The meaning of "inappropriate development" in the Green Belt – Peter Village QC and Ned Helme succeed in the Court of Appeal in the Lee Valley glasshouse case

The Court of Appeal has today given its long awaited judgment in the case of R (Lee Valley Regional Park Authority) v Epping Forest DC and Valley Grown Nurseries Ltd [2016] EWCA Civ 404. The case involved a challenge to the grant of planning permission for a 92,000 square metre glasshouse extension on a site lying within both the Green Belt and the Lee Valley Regional Park, and also less than a kilometre from a Special Protection Area and Ramsar site.

The appeal raised wide ranging issues concerning the interplay between the statutory presumption in favour of the development plan and the NPPF, the requirements of the Habitats Directive, and the meaning and effect of NPPF policy for the construction of agricultural buildings in the Green Belt. Peter Village QC and Ned Helme, acting for Valley Grown Nurseries, successfully defended the appeal on all grounds.

The principal issue in the case concerned the consequences of a proposal being appropriate (or "not inappropriate") development in the Green Belt. The glasshouse was appropriate, since it was a "building for agriculture" under the first bullet of paragraph 89 of the NPPF. The LVRPA contended that an appropriate proposal caused no "definitional harm" but that it could cause "actual harm" to the openness of the Green Belt, or to the purposes of including land in it, and that any such actual harm should be given "substantial weight" under paragraph 88 of the NPPF.

Giving the judgment of the Court, Lord Justice Lindblom rejected the LVRPA's argument, finding that it would mark an "unheralded change" from previous Green Belt policy under PPG2 and that it would negate the purpose of categorising agricultural buildings as appropriate. Lord Justice Lindblom agreed with Mr Justice Dove (who had heard the case at first instance) that appropriate means "appropriate to the Green Belt" such that an appropriate agricultural building is regarded by the NPPF as not inimical to openness or Green Belt purposes.
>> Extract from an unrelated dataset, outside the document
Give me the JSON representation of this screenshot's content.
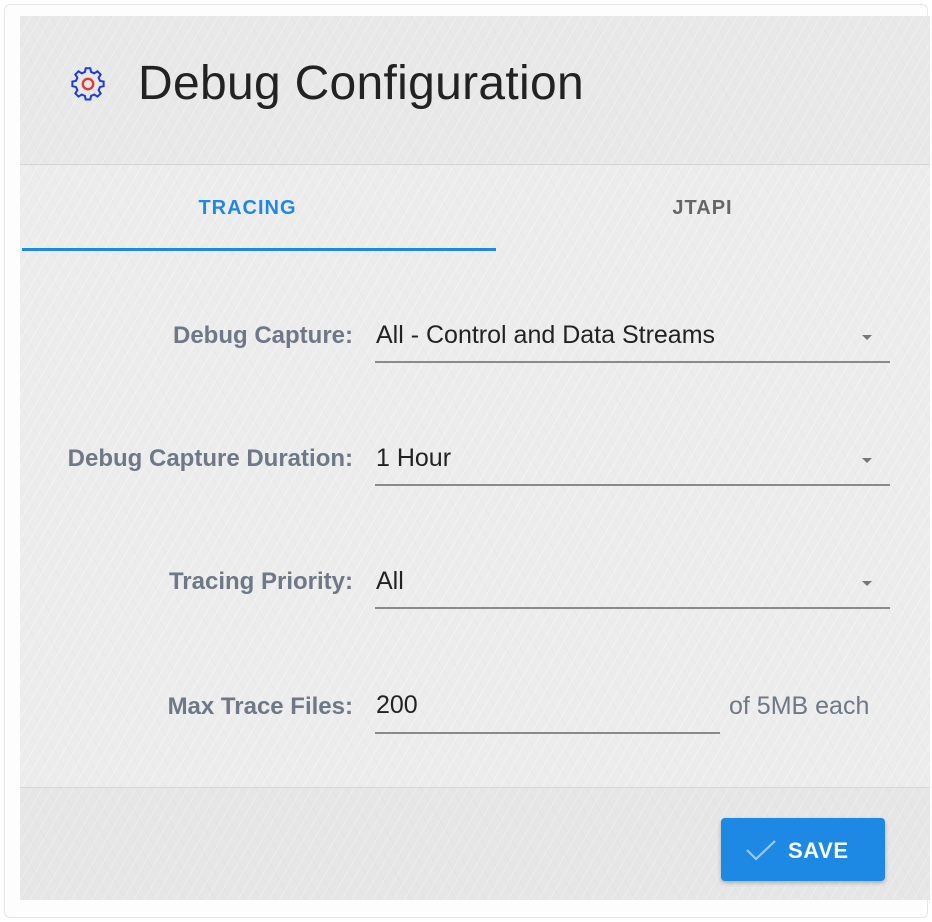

That was the real significance of a development being appropriate in the Green Belt, and the reason why it does not have to be justified by "very special circumstances". That was not to say that proposals for the erection of agricultural buildings in the Green Belt will escape other policies in the NPPF, and in the development plan, including policies directed to the visual effects of development and the protection of countryside or the character of the landscape. However, the Council's approach to such matters in this case was unimpeachable and the grant of permission was therefore lawful.

The Court of Appeal's judgment can be found by clicking here and the High Court's judgment can be found by clicking here.

Peter Village QC and Ned Helme were instructed by Duffield Harrison LLP.